**Instructions to follow**
An exact retyping of every record is required.

**Data extract**
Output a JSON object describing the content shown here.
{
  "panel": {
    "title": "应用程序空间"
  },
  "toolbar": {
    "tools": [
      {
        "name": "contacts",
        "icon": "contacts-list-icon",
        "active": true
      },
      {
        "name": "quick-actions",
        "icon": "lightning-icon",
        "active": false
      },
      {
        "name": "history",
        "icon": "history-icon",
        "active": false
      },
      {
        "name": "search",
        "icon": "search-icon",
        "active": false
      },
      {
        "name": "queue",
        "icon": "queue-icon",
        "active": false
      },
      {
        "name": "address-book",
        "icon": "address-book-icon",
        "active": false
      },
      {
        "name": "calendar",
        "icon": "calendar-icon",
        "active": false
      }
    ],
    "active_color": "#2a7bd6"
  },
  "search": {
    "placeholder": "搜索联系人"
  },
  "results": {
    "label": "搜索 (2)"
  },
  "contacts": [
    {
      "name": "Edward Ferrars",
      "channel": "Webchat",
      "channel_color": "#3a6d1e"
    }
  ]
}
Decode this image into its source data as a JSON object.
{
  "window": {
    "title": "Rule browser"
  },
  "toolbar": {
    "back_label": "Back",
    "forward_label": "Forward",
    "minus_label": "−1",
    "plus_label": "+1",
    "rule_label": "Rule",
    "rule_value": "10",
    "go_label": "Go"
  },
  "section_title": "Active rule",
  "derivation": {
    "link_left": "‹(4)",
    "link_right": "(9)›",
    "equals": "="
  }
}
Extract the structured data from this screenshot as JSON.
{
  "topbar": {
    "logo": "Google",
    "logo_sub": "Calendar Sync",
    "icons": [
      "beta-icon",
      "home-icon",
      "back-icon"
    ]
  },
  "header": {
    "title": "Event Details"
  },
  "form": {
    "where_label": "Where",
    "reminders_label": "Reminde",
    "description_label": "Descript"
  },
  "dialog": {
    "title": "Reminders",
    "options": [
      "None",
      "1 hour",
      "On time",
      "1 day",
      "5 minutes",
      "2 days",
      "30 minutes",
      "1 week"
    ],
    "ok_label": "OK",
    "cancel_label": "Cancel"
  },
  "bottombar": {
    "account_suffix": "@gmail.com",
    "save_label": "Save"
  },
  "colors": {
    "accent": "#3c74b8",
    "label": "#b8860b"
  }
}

**Written answer**
Output a JSON object describing the content shown here.
{
  "panel": {
    "title": "应用程序空间"
  },
  "toolbar": {
    "tools": [
      {
        "name": "contacts",
        "icon": "contacts-list-icon",
        "active": true
      },
      {
        "name": "quick-actions",
        "icon": "lightning-icon",
        "active": false
      },
      {
        "name": "history",
        "icon": "history-icon",
        "active": false
      },
      {
        "name": "search",
        "icon": "search-icon",
        "active": false
      },
      {
        "name": "queue",
        "icon": "queue-icon",
        "active": false
      },
      {
        "name": "address-book",
        "icon": "address-book-icon",
        "active": false
      },
      {
        "name": "calendar",
        "icon": "calendar-icon",
        "active": false
      }
    ],
    "active_color": "#2a7bd6"
  },
  "search": {
    "placeholder": "搜索联系人"
  },
  "results": {
    "label": "搜索 (2)"
  },
  "contacts": [
    {
      "name": "Edward Ferrars",
      "channel": "Webchat",
      "channel_color": "#3a6d1e"
    }
  ]
}
Decode this image into its source data as a JSON object.
{
  "window": {
    "title": "Rule browser"
  },
  "toolbar": {
    "back_label": "Back",
    "forward_label": "Forward",
    "minus_label": "−1",
    "plus_label": "+1",
    "rule_label": "Rule",
    "rule_value": "10",
    "go_label": "Go"
  },
  "section_title": "Active rule",
  "derivation": {
    "link_left": "‹(4)",
    "link_right": "(9)›",
    "equals": "="
  }
}
Extract the structured data from this screenshot as JSON.
{
  "topbar": {
    "logo": "Google",
    "logo_sub": "Calendar Sync",
    "icons": [
      "beta-icon",
      "home-icon",
      "back-icon"
    ]
  },
  "header": {
    "title": "Event Details"
  },
  "form": {
    "where_label": "Where",
    "reminders_label": "Reminde",
    "description_label": "Descript"
  },
  "dialog": {
    "title": "Reminders",
    "options": [
      "None",
      "1 hour",
      "On time",
      "1 day",
      "5 minutes",
      "2 days",
      "30 minutes",
      "1 week"
    ],
    "ok_label": "OK",
    "cancel_label": "Cancel"
  },
  "bottombar": {
    "account_suffix": "@gmail.com",
    "save_label": "Save"
  },
  "colors": {
    "accent": "#3c74b8",
    "label": "#b8860b"
  }
}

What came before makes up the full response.